All entries must be returned precisely as they appear.

* **Available records**
_ _ _ _
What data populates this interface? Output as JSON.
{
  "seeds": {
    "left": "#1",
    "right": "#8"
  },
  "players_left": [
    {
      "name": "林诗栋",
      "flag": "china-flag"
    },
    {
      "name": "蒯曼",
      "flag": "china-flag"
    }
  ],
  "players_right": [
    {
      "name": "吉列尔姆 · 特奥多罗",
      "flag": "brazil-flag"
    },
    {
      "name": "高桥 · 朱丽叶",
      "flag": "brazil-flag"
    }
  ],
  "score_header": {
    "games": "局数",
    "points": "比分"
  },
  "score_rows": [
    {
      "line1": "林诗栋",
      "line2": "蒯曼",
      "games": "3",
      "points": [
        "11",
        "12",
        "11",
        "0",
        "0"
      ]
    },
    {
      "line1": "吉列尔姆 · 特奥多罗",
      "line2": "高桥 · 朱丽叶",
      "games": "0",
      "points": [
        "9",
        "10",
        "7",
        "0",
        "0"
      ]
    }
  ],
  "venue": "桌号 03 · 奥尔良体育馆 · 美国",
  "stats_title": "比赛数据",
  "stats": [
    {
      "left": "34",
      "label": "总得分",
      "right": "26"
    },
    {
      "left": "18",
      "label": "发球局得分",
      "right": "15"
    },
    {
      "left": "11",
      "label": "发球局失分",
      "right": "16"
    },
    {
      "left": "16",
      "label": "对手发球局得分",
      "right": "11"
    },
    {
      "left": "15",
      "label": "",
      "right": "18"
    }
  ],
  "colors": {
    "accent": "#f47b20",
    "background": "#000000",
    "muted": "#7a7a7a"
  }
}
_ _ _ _
* **Solution to the problem**
What data populates this interface? Output as JSON.
{
  "seeds": {
    "left": "#1",
    "right": "#8"
  },
  "players_left": [
    {
      "name": "林诗栋",
      "flag": "china-flag"
    },
    {
      "name": "蒯曼",
      "flag": "china-flag"
    }
  ],
  "players_right": [
    {
      "name": "吉列尔姆 · 特奥多罗",
      "flag": "brazil-flag"
    },
    {
      "name": "高桥 · 朱丽叶",
      "flag": "brazil-flag"
    }
  ],
  "score_header": {
    "games": "局数",
    "points": "比分"
  },
  "score_rows": [
    {
      "line1": "林诗栋",
      "line2": "蒯曼",
      "games": "3",
      "points": [
        "11",
        "12",
        "11",
        "0",
        "0"
      ]
    },
    {
      "line1": "吉列尔姆 · 特奥多罗",
      "line2": "高桥 · 朱丽叶",
      "games": "0",
      "points": [
        "9",
        "10",
        "7",
        "0",
        "0"
      ]
    }
  ],
  "venue": "桌号 03 · 奥尔良体育馆 · 美国",
  "stats_title": "比赛数据",
  "stats": [
    {
      "left": "34",
      "label": "总得分",
      "right": "26"
    },
    {
      "left": "18",
      "label": "发球局得分",
      "right": "15"
    },
    {
      "left": "11",
      "label": "发球局失分",
      "right": "16"
    },
    {
      "left": "16",
      "label": "对手发球局得分",
      "right": "11"
    },
    {
      "left": "15",
      "label": "",
      "right": "18"
    }
  ],
  "colors": {
    "accent": "#f47b20",
    "background": "#000000",
    "muted": "#7a7a7a"
  }
}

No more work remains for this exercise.